What happens in the primary stage of syphilis?
Chancre at the site of infection about 3 weeks after exposure
Painless and highly infectious
Disappears after 2 weeks
What happens in the secondary stage of syphilis?
Skin and mucosal rashes, especially visible on the palms and soles; tissue damage
In syphilis, the damage done to tissue is cause by what?
an inflammatory response to circulating immune complexes
What happens in the latent period of syphilis?
What happens in the tertiary stage of syphilis?
Syphilis may reappear after years of latency due to cell-mediated immune reactions; described as Teflon pathogen
Type of syphilis that has gummas on many organs
Type of syphilis that causes the aorta to weaken
Type of syphilis that affect the central nervous system, dementia, seizures, loss of coordination of voluntary movement, partial paralysis
Type of syphilis where bacteria is transmitted across the placenta and causes neurological damage to the fetus
Caused by: C. trachomatis that infect lymphoid tissue
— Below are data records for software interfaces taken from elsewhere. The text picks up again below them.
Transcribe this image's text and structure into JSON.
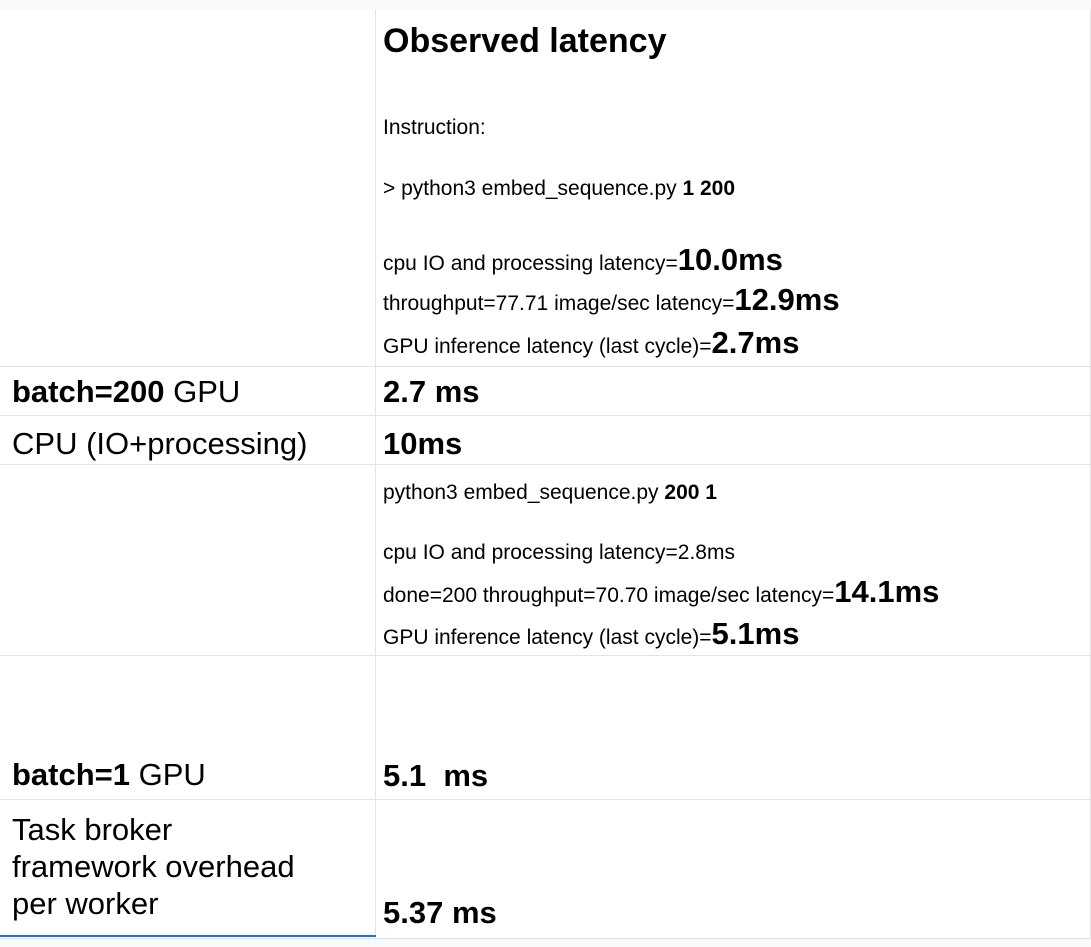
{
  "header": {
    "title": "Observed latency",
    "instruction_label": "Instruction:",
    "cmd1_prefix": "> python3 embed_sequence.py ",
    "cmd1_args": "1 200",
    "line1_text": "cpu IO and processing latency=",
    "line1_value": "10.0ms",
    "line2_text": "throughput=77.71 image/sec latency=",
    "line2_value": "12.9ms",
    "line3_text": "GPU inference latency (last cycle)=",
    "line3_value": "2.7ms"
  },
  "row_batch200": {
    "label_bold": "batch=200",
    "label_rest": " GPU",
    "value": "2.7 ms"
  },
  "row_cpu": {
    "label": "CPU (IO+processing)",
    "value": "10ms"
  },
  "block2": {
    "cmd_prefix": "python3 embed_sequence.py ",
    "cmd_args": "200 1",
    "line1": "cpu IO and processing latency=2.8ms",
    "line2_text": "done=200 throughput=70.70 image/sec latency=",
    "line2_value": "14.1ms",
    "line3_text": "GPU inference latency (last cycle)=",
    "line3_value": "5.1ms"
  },
  "row_batch1": {
    "label_bold": "batch=1",
    "label_rest": " GPU",
    "value": "5.1  ms"
  },
  "row_broker": {
    "label_line1": "Task broker",
    "label_line2": "framework overhead",
    "label_line3": "per worker",
    "value": "5.37 ms"
  }
}
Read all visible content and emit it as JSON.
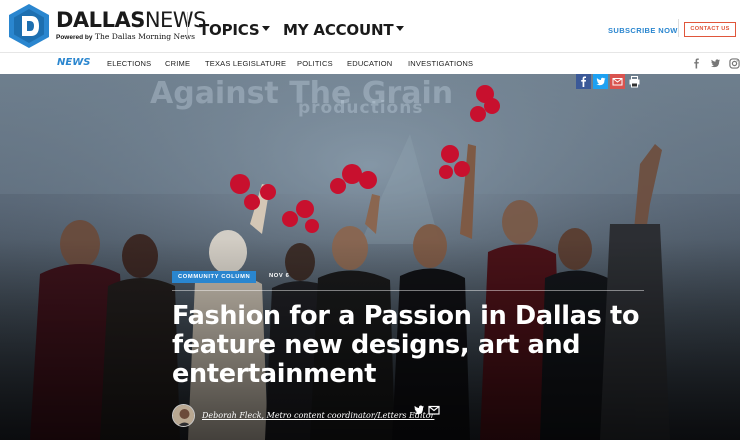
{
  "header": {
    "brand_bold": "DALLAS",
    "brand_light": "NEWS",
    "powered_by": "Powered by",
    "powered_pub": "The Dallas Morning News",
    "topics": "TOPICS",
    "my_account": "MY ACCOUNT",
    "subscribe": "SUBSCRIBE NOW",
    "contact": "CONTACT US"
  },
  "section_nav": {
    "active": "NEWS",
    "items": [
      "ELECTIONS",
      "CRIME",
      "TEXAS LEGISLATURE",
      "POLITICS",
      "EDUCATION",
      "INVESTIGATIONS"
    ],
    "social": [
      "facebook-icon",
      "twitter-icon",
      "instagram-icon"
    ]
  },
  "hero": {
    "banner_text": "Against The Grain",
    "banner_sub": "productions",
    "kicker": "COMMUNITY COLUMN",
    "date": "NOV 6",
    "headline": "Fashion for a Passion in Dallas to feature new designs, art and entertainment",
    "author": "Deborah Fleck, Metro content coordinator/Letters Editor",
    "share_icons": [
      "facebook-icon",
      "twitter-icon",
      "email-icon",
      "print-icon"
    ],
    "colors": {
      "accent": "#2a86cf",
      "facebook": "#3b5998",
      "twitter": "#1da1f2",
      "email": "#d9534f",
      "contact": "#e0563b"
    }
  }
}
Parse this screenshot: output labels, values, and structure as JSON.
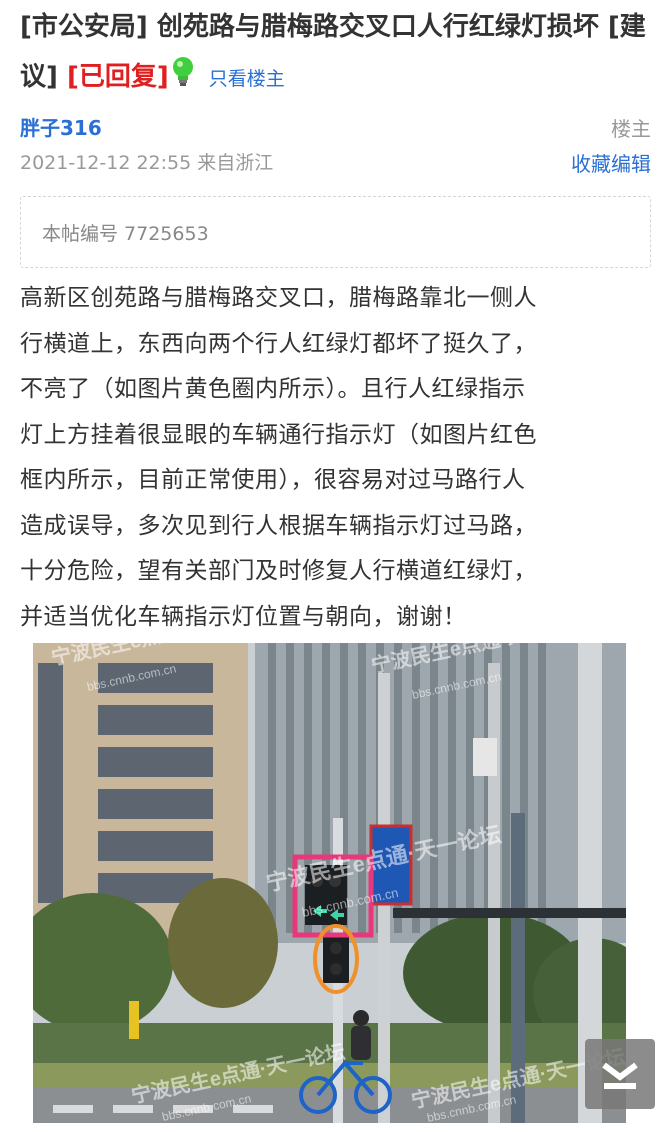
{
  "post": {
    "title_prefix": "[市公安局] 创苑路与腊梅路交叉口人行红绿灯损坏 [建议] ",
    "reply_tag": "[已回复]",
    "only_host_link": "只看楼主",
    "author": "胖子316",
    "host_label": "楼主",
    "meta": "2021-12-12 22:55 来自浙江",
    "actions": {
      "favorite": "收藏",
      "edit": "编辑"
    },
    "post_id": "本帖编号 7725653",
    "body_lines": [
      "高新区创苑路与腊梅路交叉口，腊梅路靠北一侧人",
      "行横道上，东西向两个行人红绿灯都坏了挺久了，",
      "不亮了（如图片黄色圈内所示）。且行人红绿指示",
      "灯上方挂着很显眼的车辆通行指示灯（如图片红色",
      "框内所示，目前正常使用），很容易对过马路行人",
      "造成误导，多次见到行人根据车辆指示灯过马路，",
      "十分危险，望有关部门及时修复人行横道红绿灯，",
      "并适当优化车辆指示灯位置与朝向，谢谢！"
    ]
  },
  "photo": {
    "watermark_1": "宁波民生e点通·天一论坛",
    "watermark_2": "bbs.cnnb.com.cn"
  },
  "icons": {
    "bulb": "lightbulb-icon",
    "scroll": "scroll-to-bottom-icon"
  },
  "colors": {
    "link": "#2a6fd6",
    "reply_tag": "#e02020",
    "muted": "#999999",
    "highlight_box": "#e8387a",
    "highlight_circle": "#f0902a"
  }
}
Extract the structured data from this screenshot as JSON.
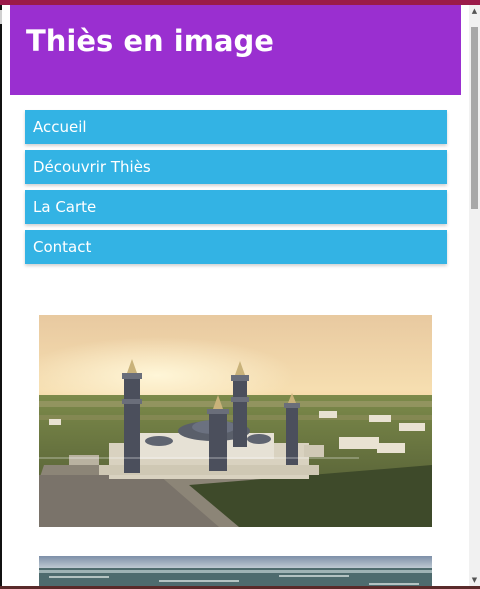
{
  "site": {
    "title": "Thiès en image",
    "header_color": "#9a2fd0"
  },
  "nav": {
    "accent_color": "#33b3e4",
    "items": [
      {
        "label": "Accueil"
      },
      {
        "label": "Découvrir Thiès"
      },
      {
        "label": "La Carte"
      },
      {
        "label": "Contact"
      }
    ]
  },
  "gallery": {
    "images": [
      {
        "subject": "Grande mosquée de Thiès au coucher du soleil, vue aérienne"
      },
      {
        "subject": "Paysage côtier, mer et horizon"
      }
    ]
  },
  "scrollbar": {
    "up_icon": "triangle-up-icon",
    "down_icon": "triangle-down-icon"
  }
}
Symptoms: regional lymph nodes become enlarged and tender; discharge of pus (suppuration), scarring
Diagnosis: blood test for antibodies
Lymphogranuloma Venereum (LGV)
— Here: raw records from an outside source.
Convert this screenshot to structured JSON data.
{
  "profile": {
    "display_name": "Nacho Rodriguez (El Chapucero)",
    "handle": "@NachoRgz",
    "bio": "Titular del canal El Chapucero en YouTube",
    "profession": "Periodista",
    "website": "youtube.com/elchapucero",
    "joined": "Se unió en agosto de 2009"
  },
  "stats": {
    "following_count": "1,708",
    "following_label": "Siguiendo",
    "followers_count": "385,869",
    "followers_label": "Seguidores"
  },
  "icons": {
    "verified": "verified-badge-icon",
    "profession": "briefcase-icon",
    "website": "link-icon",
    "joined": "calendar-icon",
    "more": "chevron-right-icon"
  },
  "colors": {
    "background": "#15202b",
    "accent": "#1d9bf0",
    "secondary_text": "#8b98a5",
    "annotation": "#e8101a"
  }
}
Caused by: Aemophilus ducreyi, Gram-negative rod
Symptoms: Swollen, painful ulcer on genitals and infected lymph nodes in groin area (pus discharge)
Difficult to diagnose
Treatment: azithromycin or ceftriaxone
Chancroid (Soft Chancre)
inflammation of the vagina due to infection
Caused by: fungus Candida albicans, bacterium Gardnerella vaginalis, or protozoan Trichomonas vaginalis
Symptoms: vaginal pH above 4.5, copious, frothy vaginal discharge
Diagnosis: based on vaginal pH, fishy odor, microscopic observation of clue cells in discharge
Caused by: herpes simplex virus type 2 (HSV–2)
Symptoms: lesions, burning sensation, vesicles, painful urination, uncomfortable walking
Diagnosis: Culture of the virus from the vesicle; PCR, serological testing if no legions
Treatment: No cure; suppression and management with acyclovir, famciclovir, and valacyclovir
What happens in neonatal herpes?
virus crosses the placental barrier and affect the fetus, causing spontaneous abortion or serious fatal damage
How are newborns infected with HSV?
exposed during delivery
How is Neonatal Herpes diagnosed?
PCR tests and fluorescent antibody tests
How is neonatal herpes treated?
Also known as condyloma acuminata
Caused by: human papillomaviruses
Symptoms: Visible warts caused by serotypes 6 and 11;
Serotypes 16 and 18 cause cervical cancer
Treatment: podofilox and imiquimod
Caused by: yeastlike fungi Candida that grows on the mucosa of the mouth, the intestinal tract, and the genitourinary tract
Most common form is C. albicans
Symptoms: oral candidiasis (thrush), NGU in men, lesions, yeasty, thick, yellow discharge
Diagnosis: microscopic ID in scrapings of lesions, isolation of fungus culture
Treatment: topical application of non prescription antifungal drugs (clotrimazole or fluconazole)
Normal inhabitant of the vagina and urethra; normally sexually transmitted